Given the current political climate, the date of January 6th is presented to us as a a sacred date we should recall with awe. Supposedly, American democracy was under siege that day. Nah.
Yahoos led by bigger yahoos rioted at the Capitol and vandalized a lot of stuff. That’s mostly about it. It was like Andrew Jackson’s inaugural party, but with less booze. You actually want to remember something of note? I have three suggestions.

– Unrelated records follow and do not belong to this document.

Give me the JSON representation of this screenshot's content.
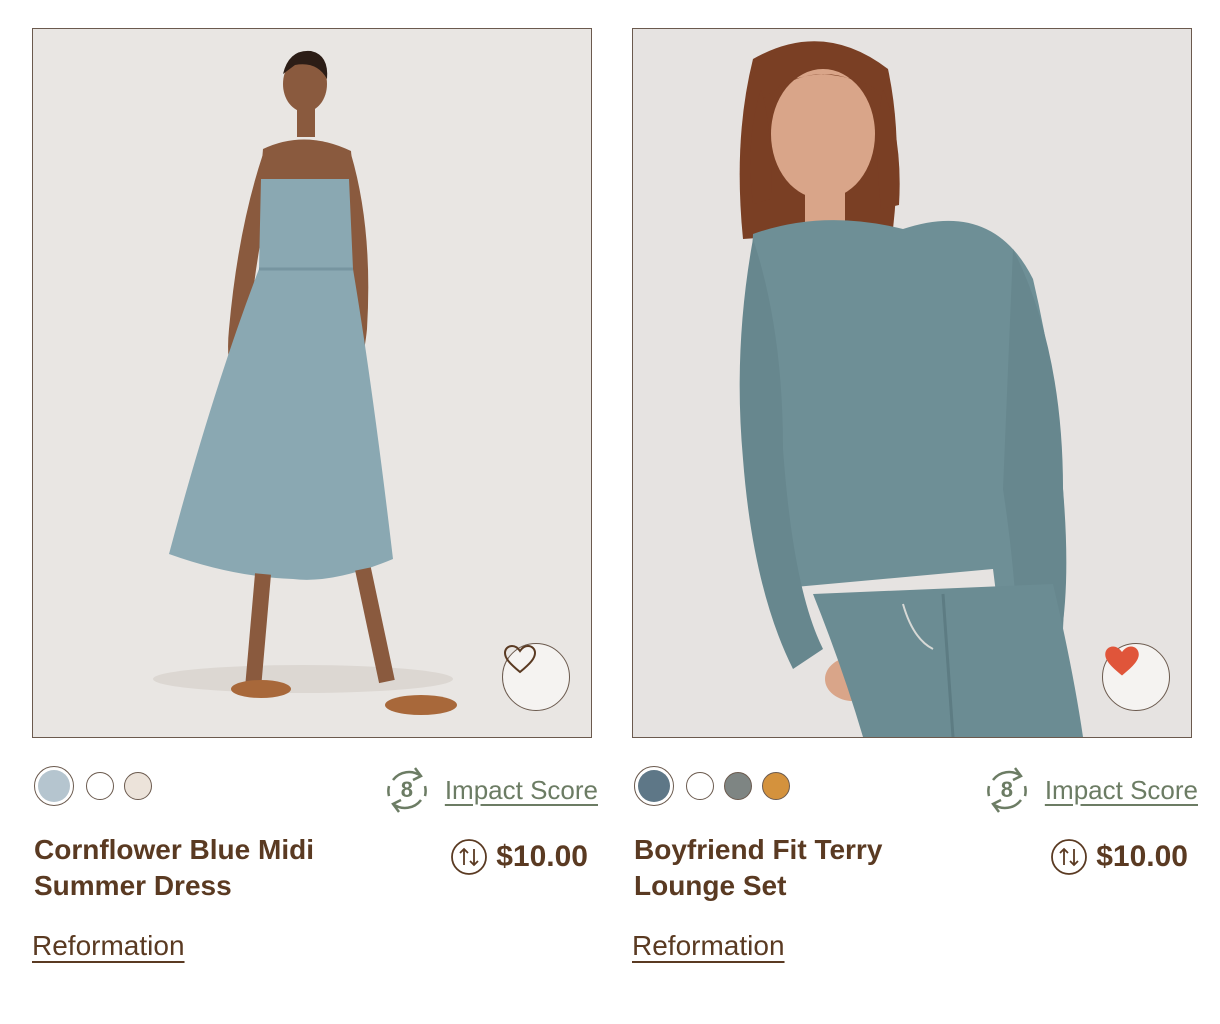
{
  "products": [
    {
      "title": "Cornflower Blue Midi Summer Dress",
      "price": "$10.00",
      "brand": "Reformation",
      "impact_score": "8",
      "impact_label": "Impact Score",
      "favorited": false,
      "swatches": [
        "#b5c5cf",
        "#ffffff",
        "#ece3da"
      ],
      "selected_swatch": 0
    },
    {
      "title": "Boyfriend Fit Terry Lounge Set",
      "price": "$10.00",
      "brand": "Reformation",
      "impact_score": "8",
      "impact_label": "Impact Score",
      "favorited": true,
      "swatches": [
        "#5e7787",
        "#ffffff",
        "#7e8583",
        "#d4923d"
      ],
      "selected_swatch": 0
    }
  ],
  "colors": {
    "text_brown": "#5a3a22",
    "impact_green": "#6c7c64",
    "heart_red": "#e0553a",
    "border": "#6b5a4e"
  },
  "icons": {
    "favorite": "heart-icon",
    "impact": "recycle-score-icon",
    "price_compare": "swap-arrows-icon"
  }
}
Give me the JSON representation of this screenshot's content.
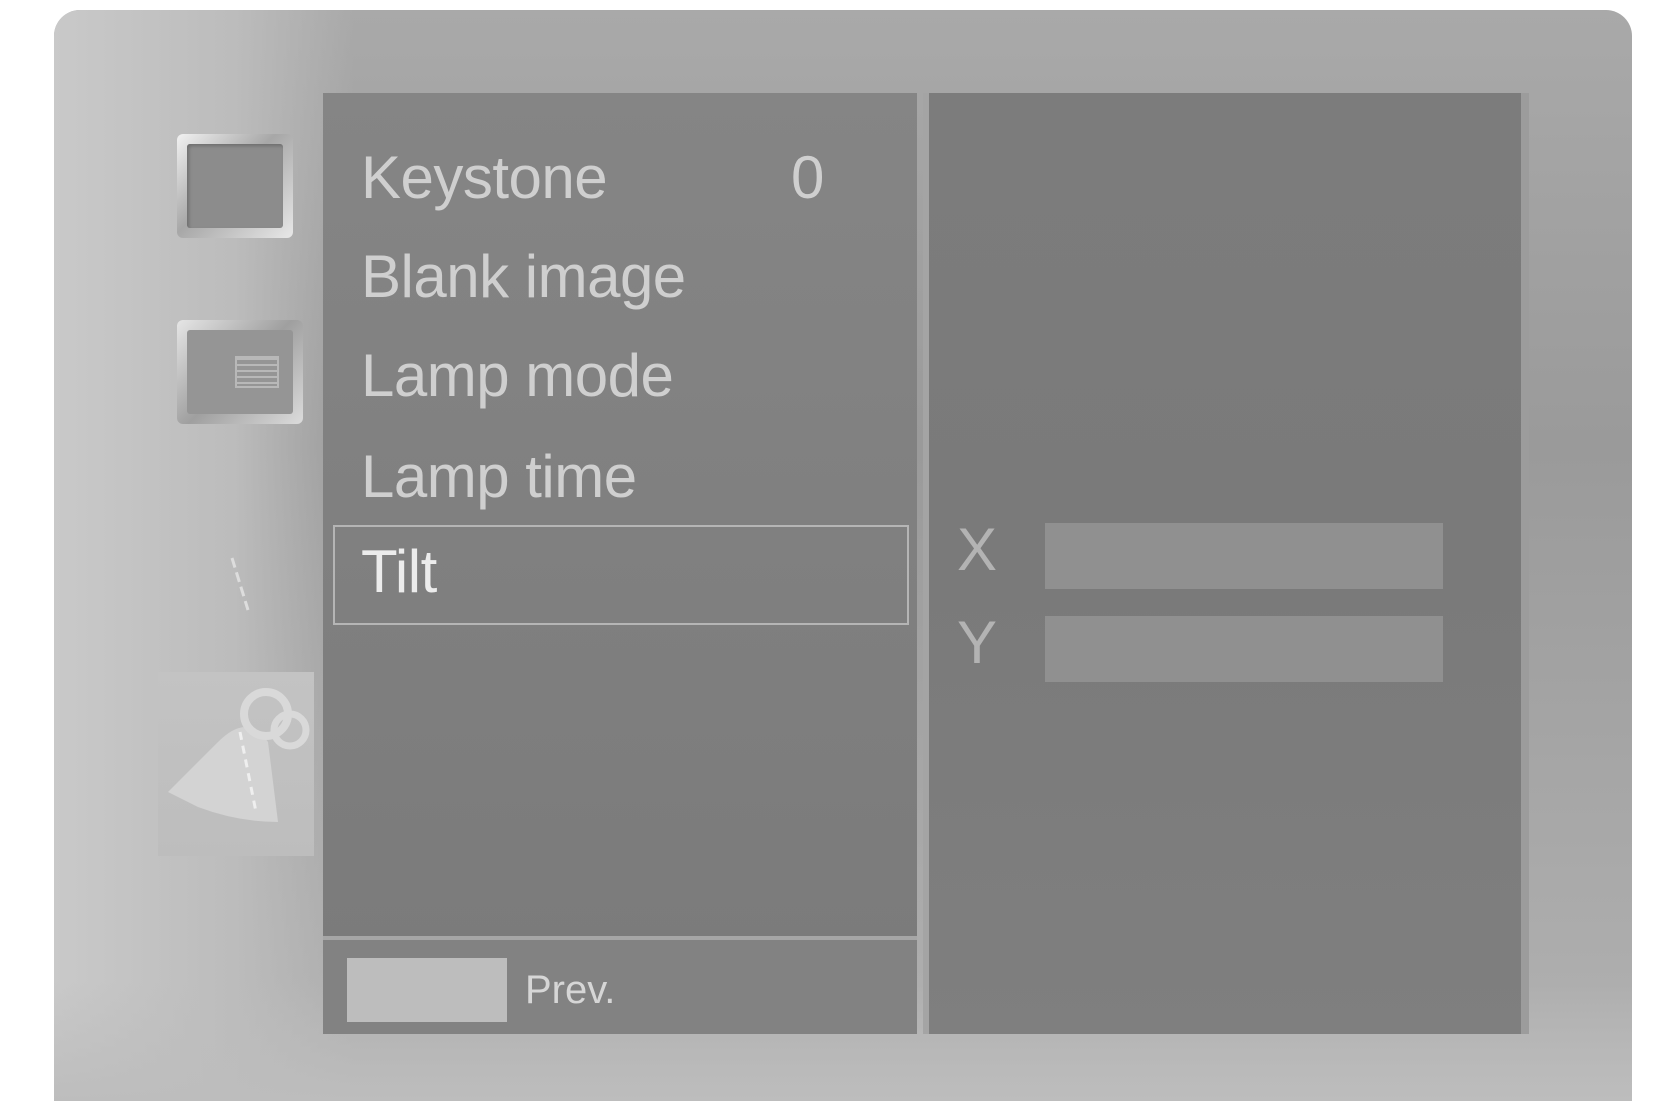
{
  "sidebar": {
    "icons": [
      {
        "name": "picture-icon"
      },
      {
        "name": "menu-icon"
      },
      {
        "name": "option-icon"
      },
      {
        "name": "bell-icon"
      }
    ]
  },
  "menu": {
    "items": [
      {
        "label": "Keystone",
        "value": "0"
      },
      {
        "label": "Blank image"
      },
      {
        "label": "Lamp mode"
      },
      {
        "label": "Lamp time"
      },
      {
        "label": "Tilt",
        "selected": true
      }
    ]
  },
  "footer": {
    "prev_label": "Prev."
  },
  "tilt": {
    "x_label": "X",
    "y_label": "Y",
    "x_level": 1.0,
    "y_level": 1.0
  },
  "colors": {
    "panel": "#7a7a7a",
    "text": "#cfcfcf",
    "highlight_border": "#b5b5b5"
  }
}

“On June 14, 2017, during a Republican practice session for the annual Congressional Baseball Game for Charity in Alexandria, Virginia, James Hodgkinson conducted a mass shooting in which the victims shot included Republican U.S. House Majority Whip Steve Scalise, U.S. Capitol police officer Crystal Griner, congressional aide Zack Barth, and lobbyist Matt Mika. A ten-minute shootout took place between Hodgkinson and officers from the Capitol and Alexandria Police before officers shot Hodgkinson, who died from his wounds later that day at the George Washington University Hospital. Scalise and Mika were taken to nearby hospitals where they underwent surgery,” per various sources.

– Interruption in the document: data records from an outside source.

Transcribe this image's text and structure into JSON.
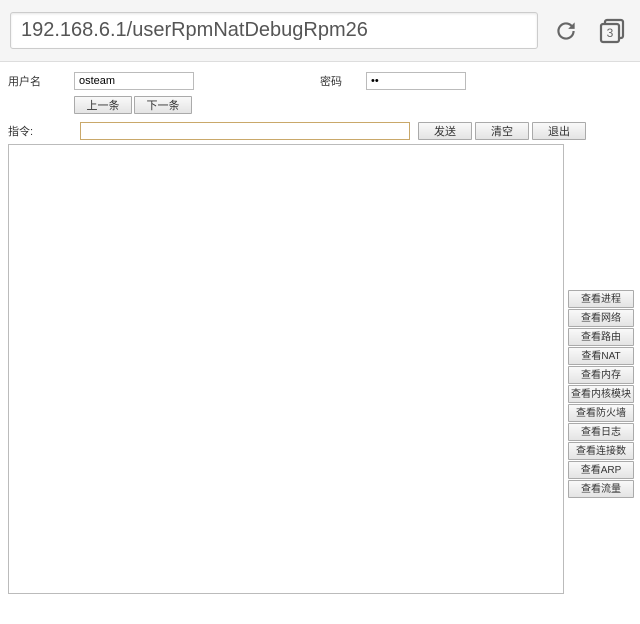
{
  "browser": {
    "url": "192.168.6.1/userRpmNatDebugRpm26",
    "tab_count": "3"
  },
  "credentials": {
    "user_label": "用户名",
    "user_value": "osteam",
    "pass_label": "密码",
    "pass_value": "**"
  },
  "nav": {
    "prev": "上一条",
    "next": "下一条"
  },
  "command": {
    "label": "指令:",
    "value": "",
    "send": "发送",
    "clear": "清空",
    "exit": "退出"
  },
  "side_buttons": [
    "查看进程",
    "查看网络",
    "查看路由",
    "查看NAT",
    "查看内存",
    "查看内核模块",
    "查看防火墙",
    "查看日志",
    "查看连接数",
    "查看ARP",
    "查看流量"
  ]
}
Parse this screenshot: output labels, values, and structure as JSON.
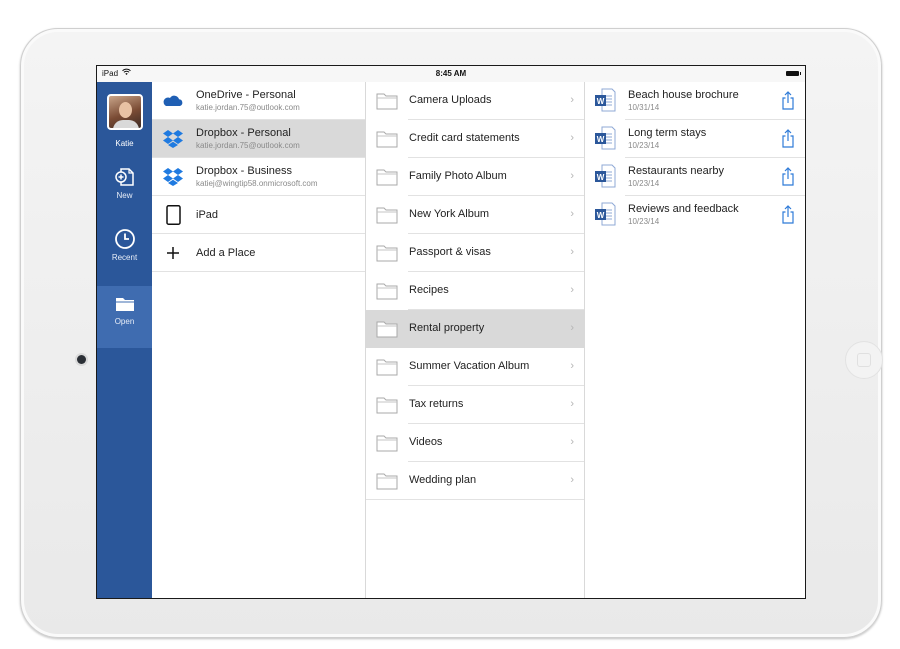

An actual attack against representatives of our government. A House leader shot. Are we asked to remember this on June 14th? Nope. It would be inconvenient for Democrats and the media, as it would ruin their narrative of mean nasty NRA members and their assault rifles gunning down assorted citizens. One problem, that June 14th it was NRA members who were the victims. Also, no NRA member has been accused of any mass shooting to date. Inconvenient truths.
Another reason to celebrate June 14th? It’s the anniversary of the greatest national force for good in the history of mankind. It gained our independence, tamed a continent, destroyed slavery, beat aggressive Germany twice, ruined Japanese plans for Pacific conquest, kept South Korea free, fought for South Vietnamese freedom, and toppled dictators from Berlin to Baghdad. Yup, happy 247th birthday to the US Army.
Coincidentally, I spent 4 years on active duty with this organization. I wasn’t exactly Audie Murphy, but I did my duty. The friends I made there are still my brothers and the accoutrements of my service hang on my wall. It was the best time I ever had doing something good.
And the last reason? Well, it’s kind of tied in with the second reason. Today is Flag Day. It’s the day we honor the US flag. Now, the flag is a symbol. Men in battle don’t die for symbols. They die for each other. Nevertheless, men in uniform and veterans, including me, get misty when they see that symbol and remember what it stands for. People all over the world, from Poland to Hong Kong, still get the same feeling when they remember what that symbol has meant to their freedom.
Three reasons to remember June 14th that put January 6th in the shade. Perhaps when it comes to political priorities, we should recalibrate and with respect and awe celebrate a date that should bring us together, not tear us apart.